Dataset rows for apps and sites
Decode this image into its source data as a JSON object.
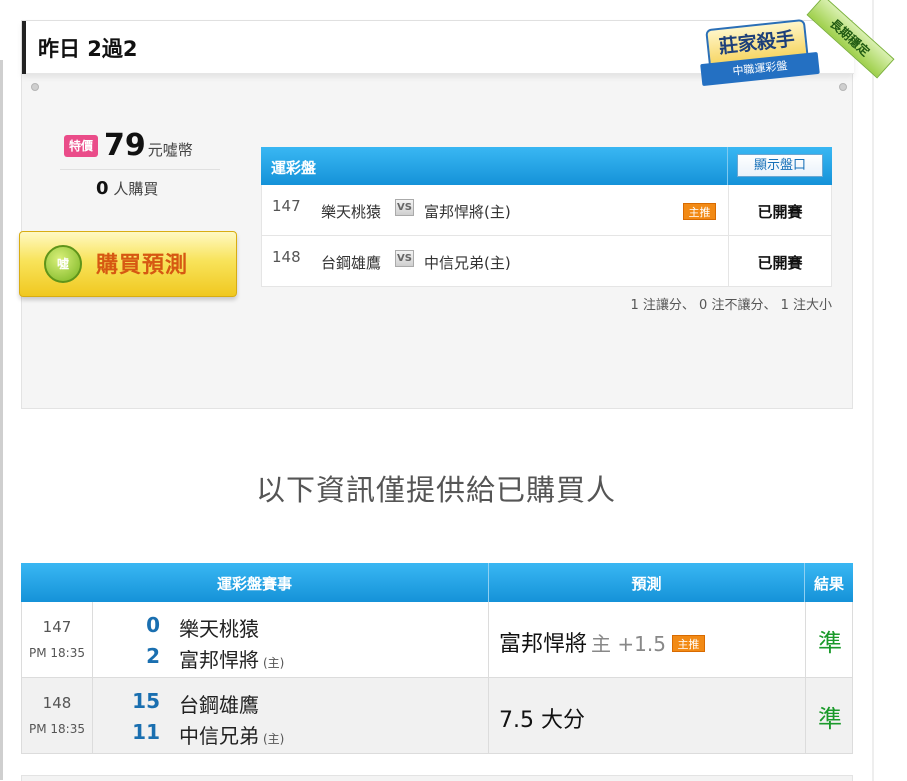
{
  "header": {
    "title": "昨日 2過2"
  },
  "badge": {
    "main": "莊家殺手",
    "ribbon": "中職運彩盤",
    "corner": "長期穩定"
  },
  "price": {
    "tag": "特價",
    "amount": "79",
    "unit": "元噓幣"
  },
  "buyers": {
    "count": "0",
    "label": "人購買"
  },
  "buy_button": {
    "coin": "噓",
    "label": "購買預測"
  },
  "odds_table": {
    "title": "運彩盤",
    "show_button": "顯示盤口",
    "vs": "VS",
    "rows": [
      {
        "no": "147",
        "team1": "樂天桃猿",
        "team2": "富邦悍將(主)",
        "tag": "主推",
        "status": "已開賽"
      },
      {
        "no": "148",
        "team1": "台鋼雄鷹",
        "team2": "中信兄弟(主)",
        "status": "已開賽"
      }
    ],
    "note": "1 注讓分、 0 注不讓分、 1 注大小"
  },
  "info_line": "以下資訊僅提供給已購買人",
  "results_table": {
    "headers": {
      "match": "運彩盤賽事",
      "prediction": "預測",
      "result": "結果"
    },
    "rows": [
      {
        "no": "147",
        "time": "PM 18:35",
        "score1": "0",
        "team1": "樂天桃猿",
        "score2": "2",
        "team2": "富邦悍將",
        "host_mark": "(主)",
        "prediction": "富邦悍將",
        "handicap": "主 +1.5",
        "tag": "主推",
        "result": "準"
      },
      {
        "no": "148",
        "time": "PM 18:35",
        "score1": "15",
        "team1": "台鋼雄鷹",
        "score2": "11",
        "team2": "中信兄弟",
        "host_mark": "(主)",
        "prediction": "7.5 大分",
        "result": "準"
      }
    ]
  },
  "colors": {
    "header_blue": "#1592d8",
    "accent_orange": "#f28a15",
    "result_green": "#1a9a2a",
    "buy_button_yellow": "#f8e35a"
  }
}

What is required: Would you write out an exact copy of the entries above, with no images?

Solution to this problem:
Decode this image into its source data as a JSON object.
{
  "header": {
    "title": "昨日 2過2"
  },
  "badge": {
    "main": "莊家殺手",
    "ribbon": "中職運彩盤",
    "corner": "長期穩定"
  },
  "price": {
    "tag": "特價",
    "amount": "79",
    "unit": "元噓幣"
  },
  "buyers": {
    "count": "0",
    "label": "人購買"
  },
  "buy_button": {
    "coin": "噓",
    "label": "購買預測"
  },
  "odds_table": {
    "title": "運彩盤",
    "show_button": "顯示盤口",
    "vs": "VS",
    "rows": [
      {
        "no": "147",
        "team1": "樂天桃猿",
        "team2": "富邦悍將(主)",
        "tag": "主推",
        "status": "已開賽"
      },
      {
        "no": "148",
        "team1": "台鋼雄鷹",
        "team2": "中信兄弟(主)",
        "status": "已開賽"
      }
    ],
    "note": "1 注讓分、 0 注不讓分、 1 注大小"
  },
  "info_line": "以下資訊僅提供給已購買人",
  "results_table": {
    "headers": {
      "match": "運彩盤賽事",
      "prediction": "預測",
      "result": "結果"
    },
    "rows": [
      {
        "no": "147",
        "time": "PM 18:35",
        "score1": "0",
        "team1": "樂天桃猿",
        "score2": "2",
        "team2": "富邦悍將",
        "host_mark": "(主)",
        "prediction": "富邦悍將",
        "handicap": "主 +1.5",
        "tag": "主推",
        "result": "準"
      },
      {
        "no": "148",
        "time": "PM 18:35",
        "score1": "15",
        "team1": "台鋼雄鷹",
        "score2": "11",
        "team2": "中信兄弟",
        "host_mark": "(主)",
        "prediction": "7.5 大分",
        "result": "準"
      }
    ]
  },
  "colors": {
    "header_blue": "#1592d8",
    "accent_orange": "#f28a15",
    "result_green": "#1a9a2a",
    "buy_button_yellow": "#f8e35a"
  }
}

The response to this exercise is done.